Leave the pictures out and return every line below exactly.

Records from a collection

▶

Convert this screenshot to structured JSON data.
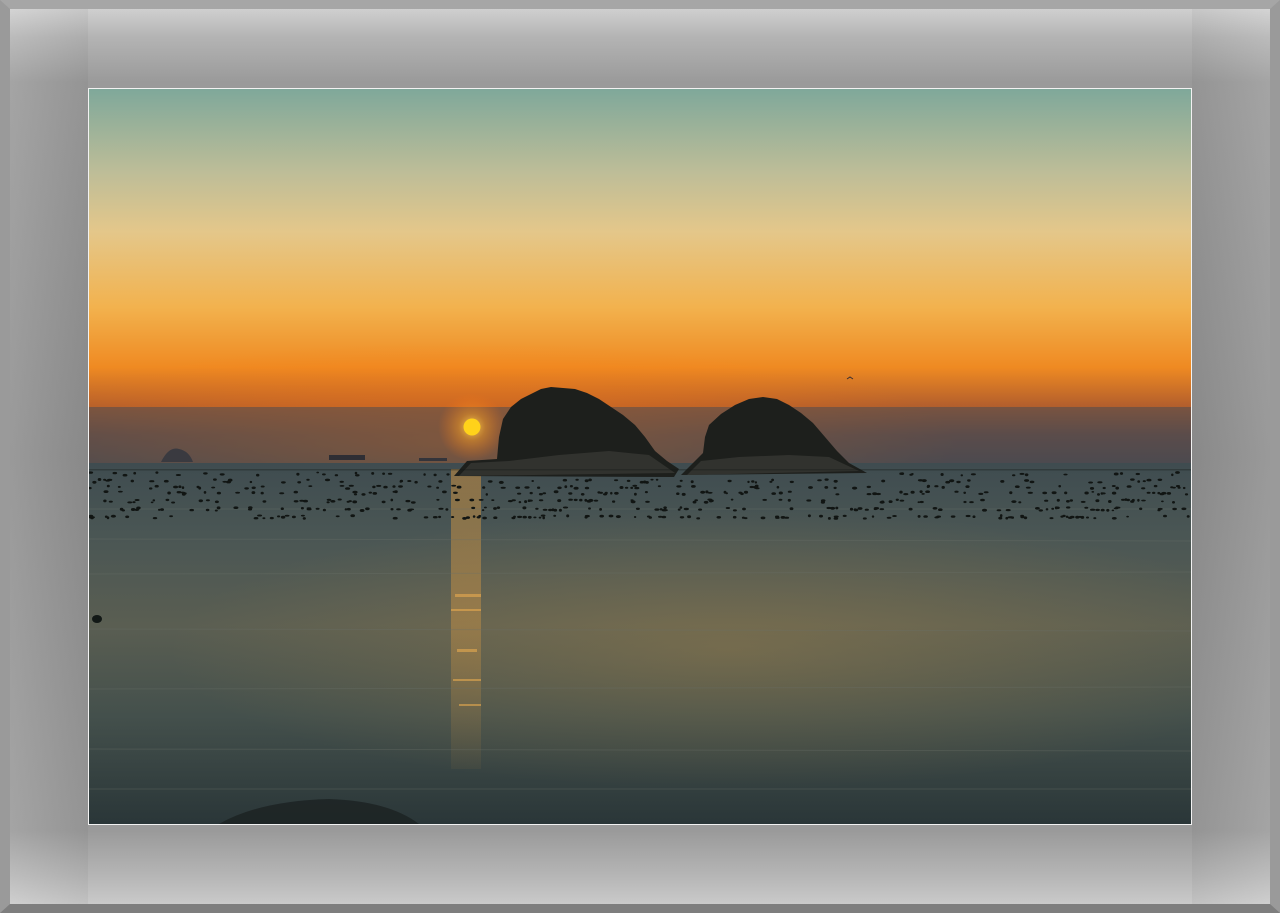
{
  "scene": {
    "subject": "sunset-over-sea-with-two-islands",
    "colors": {
      "sky_top": "#7fa89a",
      "sky_mid": "#e6c98a",
      "sky_glow": "#f08a20",
      "haze": "#4c4a4e",
      "sun": "#ffd21a",
      "sea_far": "#3a4a50",
      "sea_near": "#2c3a3c",
      "reflection": "#e0a040",
      "frame": "#9a9a9a",
      "mat_border": "#f2f2f2"
    }
  }
}
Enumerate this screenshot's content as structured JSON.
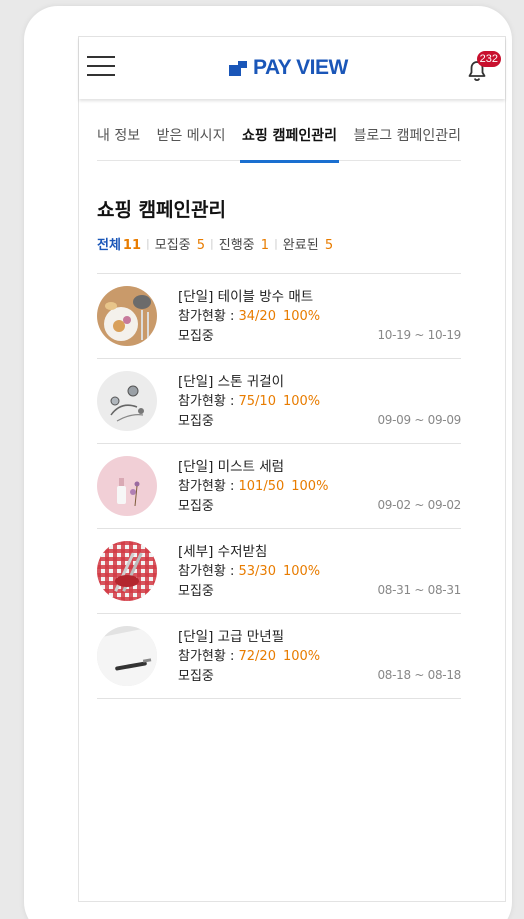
{
  "header": {
    "logo_text": "PAY VIEW",
    "notification_count": "232",
    "brand_color": "#1a56b8",
    "badge_color": "#c8102e"
  },
  "tabs": [
    {
      "label": "내 정보",
      "active": false
    },
    {
      "label": "받은 메시지",
      "active": false
    },
    {
      "label": "쇼핑 캠페인관리",
      "active": true
    },
    {
      "label": "블로그 캠페인관리",
      "active": false
    }
  ],
  "page_title": "쇼핑 캠페인관리",
  "filters": [
    {
      "label": "전체",
      "count": "11",
      "active": true
    },
    {
      "label": "모집중",
      "count": "5",
      "active": false
    },
    {
      "label": "진행중",
      "count": "1",
      "active": false
    },
    {
      "label": "완료된",
      "count": "5",
      "active": false
    }
  ],
  "accent_color": "#e87c00",
  "campaigns": [
    {
      "title": "[단일] 테이블 방수 매트",
      "participation_label": "참가현황 : ",
      "participation_value": "34/20",
      "participation_percent": "100%",
      "status": "모집중",
      "date_range": "10-19 ~ 10-19",
      "thumb_icon": "table-mat-photo"
    },
    {
      "title": "[단일] 스톤 귀걸이",
      "participation_label": "참가현황 : ",
      "participation_value": "75/10",
      "participation_percent": "100%",
      "status": "모집중",
      "date_range": "09-09 ~ 09-09",
      "thumb_icon": "earring-photo"
    },
    {
      "title": "[단일] 미스트 세럼",
      "participation_label": "참가현황 : ",
      "participation_value": "101/50",
      "participation_percent": "100%",
      "status": "모집중",
      "date_range": "09-02 ~ 09-02",
      "thumb_icon": "serum-photo"
    },
    {
      "title": "[세부] 수저받침",
      "participation_label": "참가현황 : ",
      "participation_value": "53/30",
      "participation_percent": "100%",
      "status": "모집중",
      "date_range": "08-31 ~ 08-31",
      "thumb_icon": "spoon-rest-photo"
    },
    {
      "title": "[단일] 고급 만년필",
      "participation_label": "참가현황 : ",
      "participation_value": "72/20",
      "participation_percent": "100%",
      "status": "모집중",
      "date_range": "08-18 ~ 08-18",
      "thumb_icon": "fountain-pen-photo"
    }
  ]
}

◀

## Answer
Convert this screenshot to structured JSON data.
{
  "scene": {
    "subject": "sunset-over-sea-with-two-islands",
    "colors": {
      "sky_top": "#7fa89a",
      "sky_mid": "#e6c98a",
      "sky_glow": "#f08a20",
      "haze": "#4c4a4e",
      "sun": "#ffd21a",
      "sea_far": "#3a4a50",
      "sea_near": "#2c3a3c",
      "reflection": "#e0a040",
      "frame": "#9a9a9a",
      "mat_border": "#f2f2f2"
    }
  }
}
Enumerate this screenshot's content as structured JSON.
{
  "header": {
    "logo_text": "PAY VIEW",
    "notification_count": "232",
    "brand_color": "#1a56b8",
    "badge_color": "#c8102e"
  },
  "tabs": [
    {
      "label": "내 정보",
      "active": false
    },
    {
      "label": "받은 메시지",
      "active": false
    },
    {
      "label": "쇼핑 캠페인관리",
      "active": true
    },
    {
      "label": "블로그 캠페인관리",
      "active": false
    }
  ],
  "page_title": "쇼핑 캠페인관리",
  "filters": [
    {
      "label": "전체",
      "count": "11",
      "active": true
    },
    {
      "label": "모집중",
      "count": "5",
      "active": false
    },
    {
      "label": "진행중",
      "count": "1",
      "active": false
    },
    {
      "label": "완료된",
      "count": "5",
      "active": false
    }
  ],
  "accent_color": "#e87c00",
  "campaigns": [
    {
      "title": "[단일] 테이블 방수 매트",
      "participation_label": "참가현황 : ",
      "participation_value": "34/20",
      "participation_percent": "100%",
      "status": "모집중",
      "date_range": "10-19 ~ 10-19",
      "thumb_icon": "table-mat-photo"
    },
    {
      "title": "[단일] 스톤 귀걸이",
      "participation_label": "참가현황 : ",
      "participation_value": "75/10",
      "participation_percent": "100%",
      "status": "모집중",
      "date_range": "09-09 ~ 09-09",
      "thumb_icon": "earring-photo"
    },
    {
      "title": "[단일] 미스트 세럼",
      "participation_label": "참가현황 : ",
      "participation_value": "101/50",
      "participation_percent": "100%",
      "status": "모집중",
      "date_range": "09-02 ~ 09-02",
      "thumb_icon": "serum-photo"
    },
    {
      "title": "[세부] 수저받침",
      "participation_label": "참가현황 : ",
      "participation_value": "53/30",
      "participation_percent": "100%",
      "status": "모집중",
      "date_range": "08-31 ~ 08-31",
      "thumb_icon": "spoon-rest-photo"
    },
    {
      "title": "[단일] 고급 만년필",
      "participation_label": "참가현황 : ",
      "participation_value": "72/20",
      "participation_percent": "100%",
      "status": "모집중",
      "date_range": "08-18 ~ 08-18",
      "thumb_icon": "fountain-pen-photo"
    }
  ]
}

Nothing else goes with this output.